## Exercise description
Check every line of the material for the word "Code". Copy those that have it.

↓↓↓

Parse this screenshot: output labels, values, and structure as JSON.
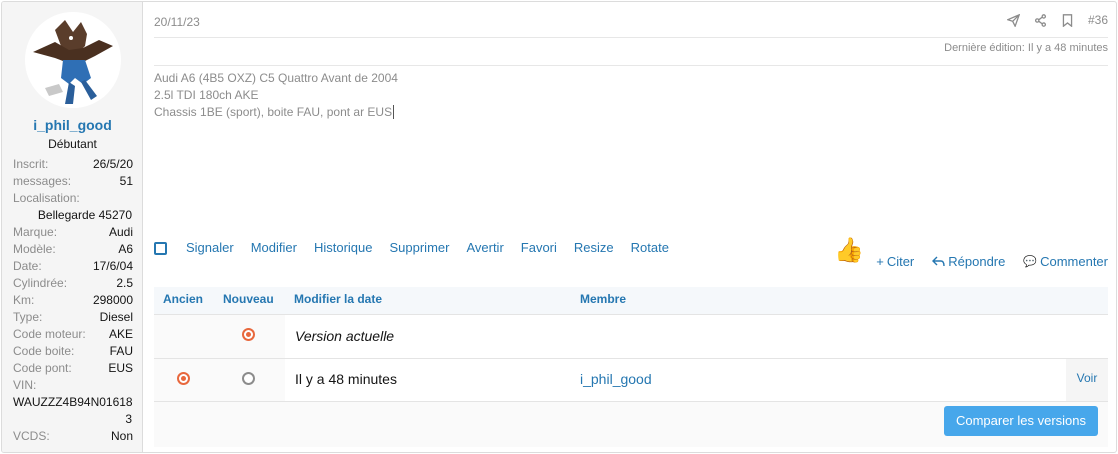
{
  "user": {
    "name": "i_phil_good",
    "title": "Débutant"
  },
  "info": [
    {
      "k": "Inscrit:",
      "v": "26/5/20"
    },
    {
      "k": "messages:",
      "v": "51"
    },
    {
      "k": "Localisation:",
      "v": ""
    },
    {
      "k": "",
      "v": "Bellegarde 45270"
    },
    {
      "k": "Marque:",
      "v": "Audi"
    },
    {
      "k": "Modèle:",
      "v": "A6"
    },
    {
      "k": "Date:",
      "v": "17/6/04"
    },
    {
      "k": "Cylindrée:",
      "v": "2.5"
    },
    {
      "k": "Km:",
      "v": "298000"
    },
    {
      "k": "Type:",
      "v": "Diesel"
    },
    {
      "k": "Code moteur:",
      "v": "AKE"
    },
    {
      "k": "Code boite:",
      "v": "FAU"
    },
    {
      "k": "Code pont:",
      "v": "EUS"
    },
    {
      "k": "VIN:",
      "v": ""
    },
    {
      "k": "",
      "v": "WAUZZZ4B94N01618"
    },
    {
      "k": "",
      "v": "3"
    },
    {
      "k": "VCDS:",
      "v": "Non"
    }
  ],
  "post": {
    "date": "20/11/23",
    "number": "#36",
    "edited": "Dernière édition: Il y a 48 minutes",
    "lines": [
      "Audi A6 (4B5 OXZ) C5 Quattro Avant de 2004",
      "2.5l TDI 180ch AKE",
      "Chassis 1BE (sport), boite FAU, pont ar EUS"
    ]
  },
  "actions": [
    "Signaler",
    "Modifier",
    "Historique",
    "Supprimer",
    "Avertir",
    "Favori",
    "Resize",
    "Rotate"
  ],
  "right_actions": {
    "quote": "Citer",
    "reply": "Répondre",
    "comment": "Commenter"
  },
  "history": {
    "headers": {
      "old": "Ancien",
      "new": "Nouveau",
      "date": "Modifier la date",
      "member": "Membre"
    },
    "current": "Version actuelle",
    "row": {
      "date": "Il y a 48 minutes",
      "member": "i_phil_good",
      "view": "Voir"
    },
    "compare": "Comparer les versions"
  },
  "colors": {
    "link": "#2577b1",
    "accent_radio": "#e8683d",
    "button": "#47a7eb"
  }
}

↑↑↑

## Exercise response
      "k": "Code moteur:",
      "k": "Code boite:",
      "k": "Code pont:",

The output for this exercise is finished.